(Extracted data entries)
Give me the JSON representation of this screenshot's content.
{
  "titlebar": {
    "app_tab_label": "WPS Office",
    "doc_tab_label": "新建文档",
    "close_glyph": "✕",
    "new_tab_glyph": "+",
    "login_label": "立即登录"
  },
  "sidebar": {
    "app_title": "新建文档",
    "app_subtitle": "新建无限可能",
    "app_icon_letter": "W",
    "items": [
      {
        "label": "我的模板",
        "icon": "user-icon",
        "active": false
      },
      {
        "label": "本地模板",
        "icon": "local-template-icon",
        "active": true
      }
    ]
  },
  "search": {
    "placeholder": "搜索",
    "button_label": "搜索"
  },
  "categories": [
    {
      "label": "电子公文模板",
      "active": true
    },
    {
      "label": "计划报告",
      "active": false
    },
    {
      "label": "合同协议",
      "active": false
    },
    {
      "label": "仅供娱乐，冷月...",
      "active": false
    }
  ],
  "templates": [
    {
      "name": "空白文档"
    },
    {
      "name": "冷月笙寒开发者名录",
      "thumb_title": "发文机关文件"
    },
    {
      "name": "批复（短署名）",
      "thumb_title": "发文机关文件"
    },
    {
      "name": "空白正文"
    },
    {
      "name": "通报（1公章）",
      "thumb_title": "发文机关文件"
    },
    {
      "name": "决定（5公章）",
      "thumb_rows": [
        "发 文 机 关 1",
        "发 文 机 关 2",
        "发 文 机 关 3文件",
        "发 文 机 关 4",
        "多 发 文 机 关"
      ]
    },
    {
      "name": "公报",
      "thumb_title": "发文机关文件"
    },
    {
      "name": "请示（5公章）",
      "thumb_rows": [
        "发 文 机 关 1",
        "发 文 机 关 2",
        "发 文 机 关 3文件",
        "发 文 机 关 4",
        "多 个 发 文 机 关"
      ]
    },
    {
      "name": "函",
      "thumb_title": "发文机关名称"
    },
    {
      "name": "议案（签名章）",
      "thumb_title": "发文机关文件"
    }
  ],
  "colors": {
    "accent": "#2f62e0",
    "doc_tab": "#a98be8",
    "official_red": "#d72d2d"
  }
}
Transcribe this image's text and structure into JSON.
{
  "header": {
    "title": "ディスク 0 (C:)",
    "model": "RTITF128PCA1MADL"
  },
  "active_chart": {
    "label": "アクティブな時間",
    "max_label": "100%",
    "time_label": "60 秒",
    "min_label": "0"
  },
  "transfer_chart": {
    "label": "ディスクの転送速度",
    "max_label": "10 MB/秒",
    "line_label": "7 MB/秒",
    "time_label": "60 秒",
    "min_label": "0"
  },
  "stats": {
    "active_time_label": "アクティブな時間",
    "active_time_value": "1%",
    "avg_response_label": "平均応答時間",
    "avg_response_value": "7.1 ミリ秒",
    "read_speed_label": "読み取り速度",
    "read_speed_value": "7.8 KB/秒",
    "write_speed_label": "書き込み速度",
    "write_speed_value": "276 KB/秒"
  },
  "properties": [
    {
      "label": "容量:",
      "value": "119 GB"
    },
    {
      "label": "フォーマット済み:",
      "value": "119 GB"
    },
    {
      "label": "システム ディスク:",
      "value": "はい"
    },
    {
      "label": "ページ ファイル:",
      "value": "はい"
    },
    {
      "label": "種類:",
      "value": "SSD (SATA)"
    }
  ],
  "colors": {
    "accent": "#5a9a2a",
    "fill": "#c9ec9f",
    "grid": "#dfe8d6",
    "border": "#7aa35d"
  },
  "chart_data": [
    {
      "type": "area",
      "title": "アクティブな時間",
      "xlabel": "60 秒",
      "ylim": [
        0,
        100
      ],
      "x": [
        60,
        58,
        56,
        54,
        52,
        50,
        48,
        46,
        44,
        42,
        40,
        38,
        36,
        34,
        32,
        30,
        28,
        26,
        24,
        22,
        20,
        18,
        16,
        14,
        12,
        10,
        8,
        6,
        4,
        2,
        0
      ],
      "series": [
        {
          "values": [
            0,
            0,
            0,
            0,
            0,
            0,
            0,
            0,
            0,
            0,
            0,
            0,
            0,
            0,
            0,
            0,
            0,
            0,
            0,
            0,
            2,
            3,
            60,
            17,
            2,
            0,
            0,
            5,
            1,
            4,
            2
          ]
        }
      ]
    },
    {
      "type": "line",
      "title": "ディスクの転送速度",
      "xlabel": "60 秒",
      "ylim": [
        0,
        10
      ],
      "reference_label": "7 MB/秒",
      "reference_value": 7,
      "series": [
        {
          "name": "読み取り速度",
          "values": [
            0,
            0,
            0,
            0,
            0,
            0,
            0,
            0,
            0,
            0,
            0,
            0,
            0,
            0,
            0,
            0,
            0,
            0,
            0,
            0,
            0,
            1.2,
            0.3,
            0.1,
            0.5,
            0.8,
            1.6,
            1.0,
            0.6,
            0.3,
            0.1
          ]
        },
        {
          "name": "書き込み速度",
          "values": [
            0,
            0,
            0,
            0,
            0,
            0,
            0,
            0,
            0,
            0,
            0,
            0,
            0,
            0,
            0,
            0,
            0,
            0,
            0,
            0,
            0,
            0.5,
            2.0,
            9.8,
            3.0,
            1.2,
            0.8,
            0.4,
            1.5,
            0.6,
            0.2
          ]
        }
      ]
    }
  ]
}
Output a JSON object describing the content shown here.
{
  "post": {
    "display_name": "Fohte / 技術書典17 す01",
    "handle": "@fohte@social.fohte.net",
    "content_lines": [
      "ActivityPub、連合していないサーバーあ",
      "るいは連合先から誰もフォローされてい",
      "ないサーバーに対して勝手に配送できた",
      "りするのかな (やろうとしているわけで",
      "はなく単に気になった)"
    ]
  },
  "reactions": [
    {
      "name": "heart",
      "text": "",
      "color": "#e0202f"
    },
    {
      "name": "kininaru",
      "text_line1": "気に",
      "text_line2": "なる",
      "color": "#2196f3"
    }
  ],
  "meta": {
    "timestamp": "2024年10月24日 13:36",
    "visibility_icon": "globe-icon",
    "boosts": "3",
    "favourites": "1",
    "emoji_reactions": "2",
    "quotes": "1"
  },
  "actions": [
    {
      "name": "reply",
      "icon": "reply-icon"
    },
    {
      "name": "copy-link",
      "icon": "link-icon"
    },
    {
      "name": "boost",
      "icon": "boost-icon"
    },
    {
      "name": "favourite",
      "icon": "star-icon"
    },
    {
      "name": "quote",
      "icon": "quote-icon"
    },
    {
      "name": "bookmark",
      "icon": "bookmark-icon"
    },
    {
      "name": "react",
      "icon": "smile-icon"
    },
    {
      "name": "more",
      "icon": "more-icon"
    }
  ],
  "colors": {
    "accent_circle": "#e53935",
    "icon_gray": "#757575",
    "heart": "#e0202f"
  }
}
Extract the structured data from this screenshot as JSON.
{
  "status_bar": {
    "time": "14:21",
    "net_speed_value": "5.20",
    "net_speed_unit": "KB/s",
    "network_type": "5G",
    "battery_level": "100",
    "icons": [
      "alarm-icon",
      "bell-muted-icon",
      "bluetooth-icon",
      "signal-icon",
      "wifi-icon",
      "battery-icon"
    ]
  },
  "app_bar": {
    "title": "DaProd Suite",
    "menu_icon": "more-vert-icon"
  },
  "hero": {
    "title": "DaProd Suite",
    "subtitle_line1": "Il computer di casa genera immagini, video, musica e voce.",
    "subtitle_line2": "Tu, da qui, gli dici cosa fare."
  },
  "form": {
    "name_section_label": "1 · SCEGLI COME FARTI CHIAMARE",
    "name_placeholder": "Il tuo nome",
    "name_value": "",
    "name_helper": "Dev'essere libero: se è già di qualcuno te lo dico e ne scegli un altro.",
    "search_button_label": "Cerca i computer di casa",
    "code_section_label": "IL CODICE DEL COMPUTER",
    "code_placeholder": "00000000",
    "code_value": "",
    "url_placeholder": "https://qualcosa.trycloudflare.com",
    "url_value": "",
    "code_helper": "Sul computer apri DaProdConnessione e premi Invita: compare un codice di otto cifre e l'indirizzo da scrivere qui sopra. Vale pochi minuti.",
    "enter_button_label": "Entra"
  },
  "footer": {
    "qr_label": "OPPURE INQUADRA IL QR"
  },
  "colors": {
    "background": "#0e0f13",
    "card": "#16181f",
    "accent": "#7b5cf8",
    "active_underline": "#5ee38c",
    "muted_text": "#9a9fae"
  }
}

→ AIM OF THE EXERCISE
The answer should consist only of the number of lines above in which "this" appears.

→ PROBLEM SOLUTION
3